In 2014, in search of some general business networking, Winston joined the local chamber of commerce. He and Cooper also began working with a coach (Jon Francis out of Pennsylvania, who has been featured in Ratchet+Wrench before for his community-focused operational approach), and that sured up some of the business’s financial approaches. But, overall, Winston says nothing changed the business more than the simple move of joining the chamber.
“I joined what they call a Gold Mine Group, a group of business owners that meet once a week to discuss how they can grow their business and how they can grow personally,” he says. “The connections made have made an incredible difference. It’s led to referrals and customers and a lot of growth. I now try to go to every event. I love it.”
And, Winston says he’s always armed with his best one-on-one marketing tactice: his 15-second elevator pitch.
“When you’re out in the community and you meet someone new, you usually have a very short window to make an impression and be able to discuss your business,” he explains. “I have a pitch I go through in about 15 seconds. It might change a little from time to time, but more or less, it’s always the same.”
Here’s Winston’s pitch:
Hi, My name is Nate.
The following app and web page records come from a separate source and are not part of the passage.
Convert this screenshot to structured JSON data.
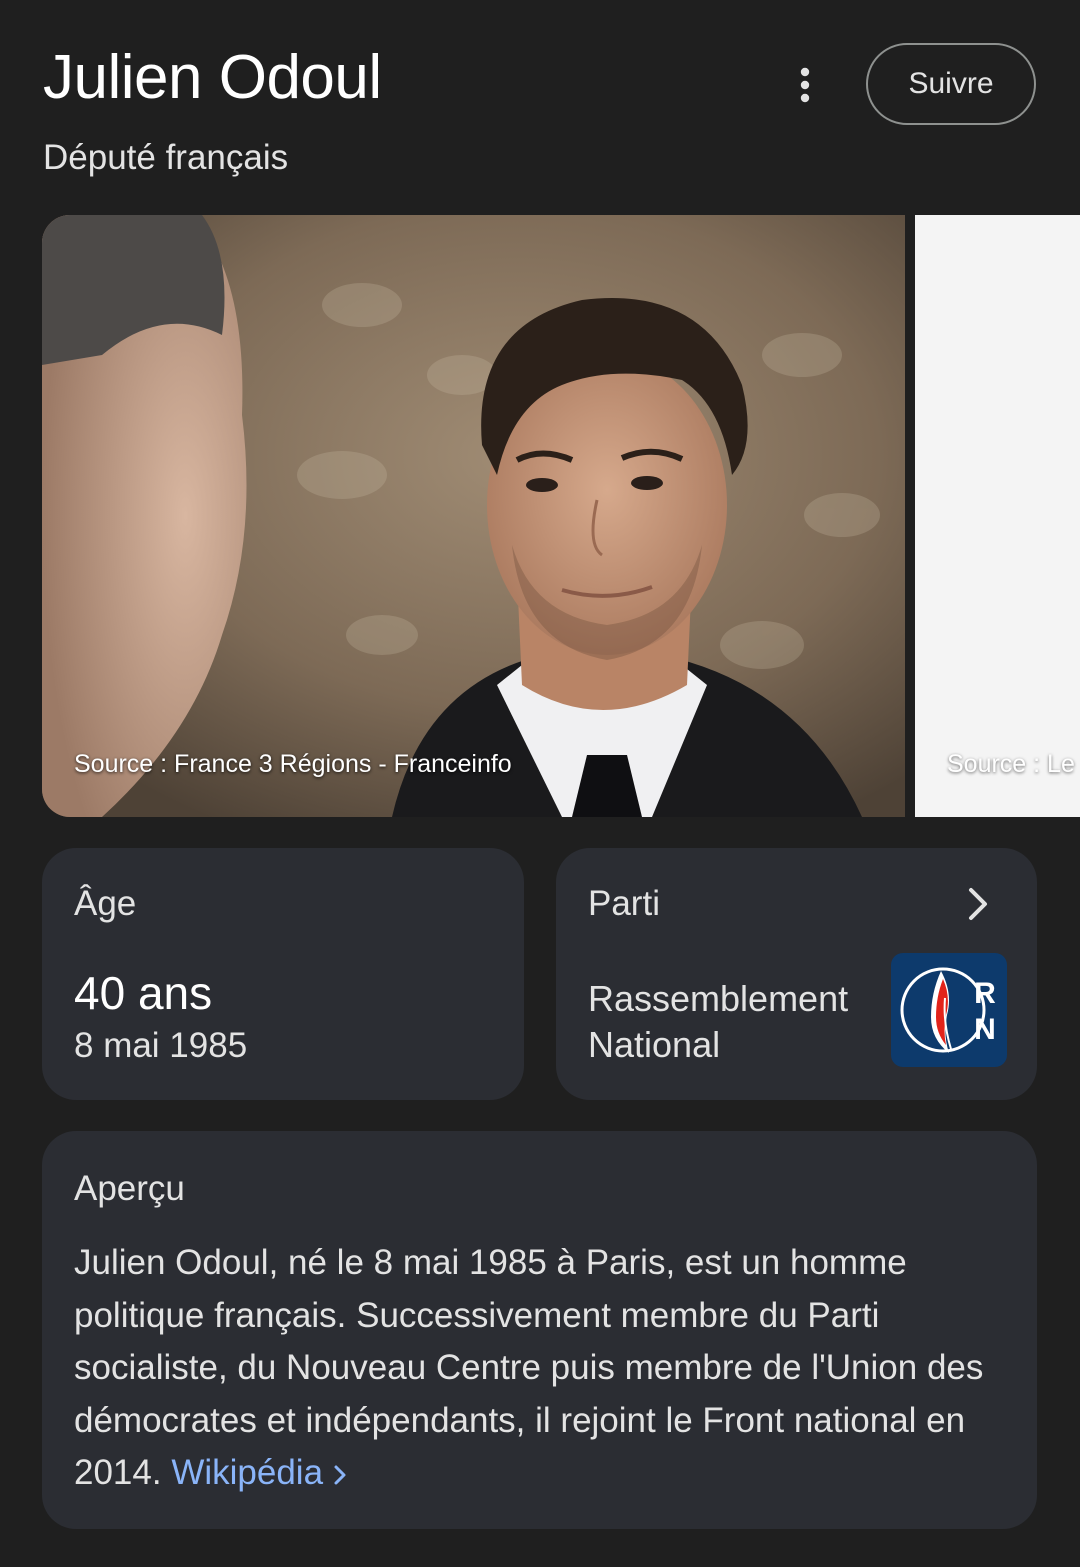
{
  "header": {
    "title": "Julien Odoul",
    "subtitle": "Député français",
    "follow_label": "Suivre",
    "more_icon": "more-vert-icon"
  },
  "carousel": {
    "images": [
      {
        "caption": "Source : France 3 Régions - Franceinfo"
      },
      {
        "caption": "Source : Le"
      }
    ]
  },
  "age_card": {
    "label": "Âge",
    "value": "40 ans",
    "birthdate": "8 mai 1985"
  },
  "party_card": {
    "label": "Parti",
    "name": "Rassemblement National",
    "logo_text_1": "R",
    "logo_text_2": "N",
    "chevron_icon": "chevron-right-icon"
  },
  "overview_card": {
    "label": "Aperçu",
    "text": "Julien Odoul, né le 8 mai 1985 à Paris, est un homme politique français. Successivement membre du Parti socialiste, du Nouveau Centre puis membre de l'Union des démocrates et indépendants, il rejoint le Front national en 2014. ",
    "link_label": "Wikipédia"
  },
  "colors": {
    "background": "#1f1f1f",
    "card": "#2b2d33",
    "link": "#8ab4f8",
    "party_logo_bg": "#0d3a6c"
  }
}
How are you? I’m with ECP Auto Repair & Service. We are located here in Cuyahoga Falls, Ohio. We are a full-service auto repair shop, and we're definitely not like any other shop—very unique, very different. We’d love to have you come in and check out the place and we can get to know more about you. Since the shop began focusing on community engagement, revenue has nearly doubled again in the course of two years. In 2016, the business is on pace to surpass $600,000.
No Silver Bullet
There won’t ever be a single moment that saves a business, Winston says. There are a handful he points to as “turning points.” But to put too much weight into those would diminish the hard work he and his partner put into every job, every repair, every customer interaction the past eight years.
The business has grown and changed immensely from that first night in 2008. But Winston says his basic approach hasn’t changed.
“You just have to give yourself opportunities to win customers over; that’s the key. That’s what marketing is all about,” he says. “Nothing comes easy. There aren’t any silver bullets. You have to do things the right way, and keep at it. Eventually, it all settles down.”